Records contained in a dataset:
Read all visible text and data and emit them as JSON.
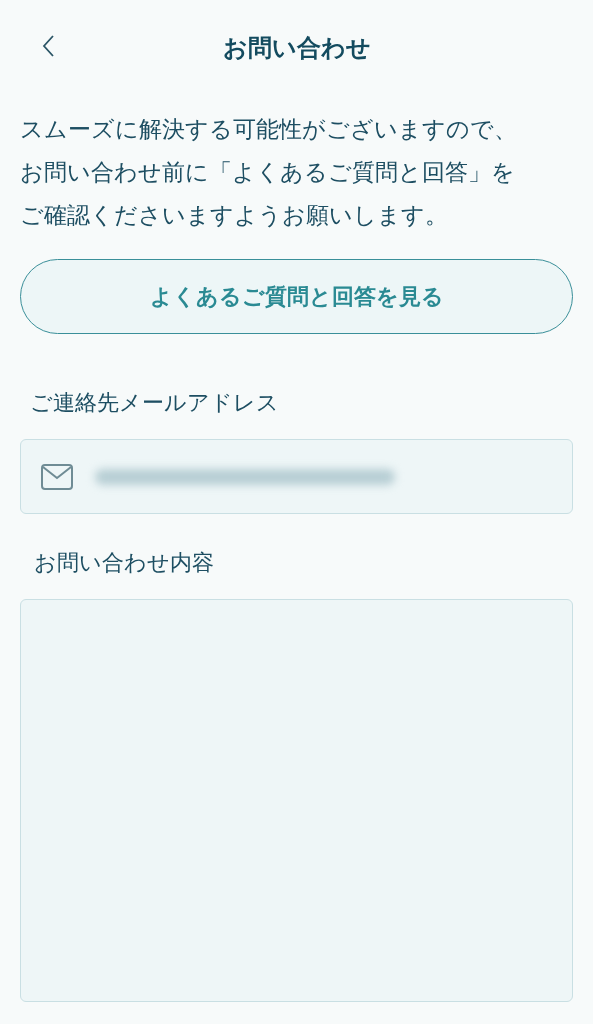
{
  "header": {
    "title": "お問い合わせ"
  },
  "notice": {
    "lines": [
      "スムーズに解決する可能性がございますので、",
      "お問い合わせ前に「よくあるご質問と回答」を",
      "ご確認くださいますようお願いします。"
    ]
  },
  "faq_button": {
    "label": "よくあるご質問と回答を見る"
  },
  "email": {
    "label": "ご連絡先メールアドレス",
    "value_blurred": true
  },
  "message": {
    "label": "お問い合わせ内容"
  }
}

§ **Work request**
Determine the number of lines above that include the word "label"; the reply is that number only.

§ **Expected answer**
3